* INSTRUCTIONS TO FOLLOW
Write out the records again exactly and exclude the pictures.

* DATA TO PROCESS
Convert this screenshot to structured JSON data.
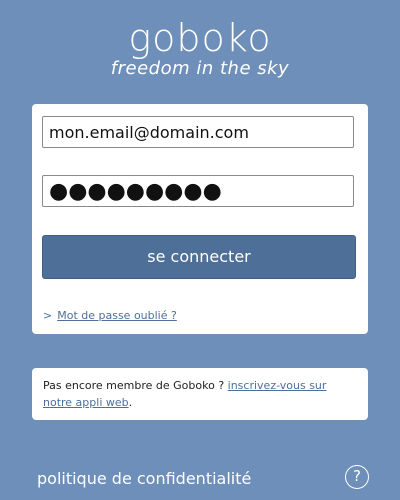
{
  "brand": {
    "logo_text": "goboko",
    "tagline": "freedom in the sky"
  },
  "login": {
    "email_value": "mon.email@domain.com",
    "password_value": "●●●●●●●●●",
    "connect_label": "se connecter",
    "forgot_chevron": ">",
    "forgot_label": "Mot de passe oublié ?"
  },
  "signup": {
    "prompt_text": "Pas encore membre de Goboko ? ",
    "link_text": "inscrivez-vous sur notre appli web",
    "end_punct": "."
  },
  "footer": {
    "privacy_label": "politique de confidentialité",
    "help_label": "?"
  },
  "colors": {
    "background": "#6d8fb9",
    "button": "#4e6f97",
    "link": "#4e6f97"
  }
}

* ANSWER SECTION
Convert this screenshot to structured JSON data.
{
  "brand": {
    "logo_text": "goboko",
    "tagline": "freedom in the sky"
  },
  "login": {
    "email_value": "mon.email@domain.com",
    "password_value": "●●●●●●●●●",
    "connect_label": "se connecter",
    "forgot_chevron": ">",
    "forgot_label": "Mot de passe oublié ?"
  },
  "signup": {
    "prompt_text": "Pas encore membre de Goboko ? ",
    "link_text": "inscrivez-vous sur notre appli web",
    "end_punct": "."
  },
  "footer": {
    "privacy_label": "politique de confidentialité",
    "help_label": "?"
  },
  "colors": {
    "background": "#6d8fb9",
    "button": "#4e6f97",
    "link": "#4e6f97"
  }
}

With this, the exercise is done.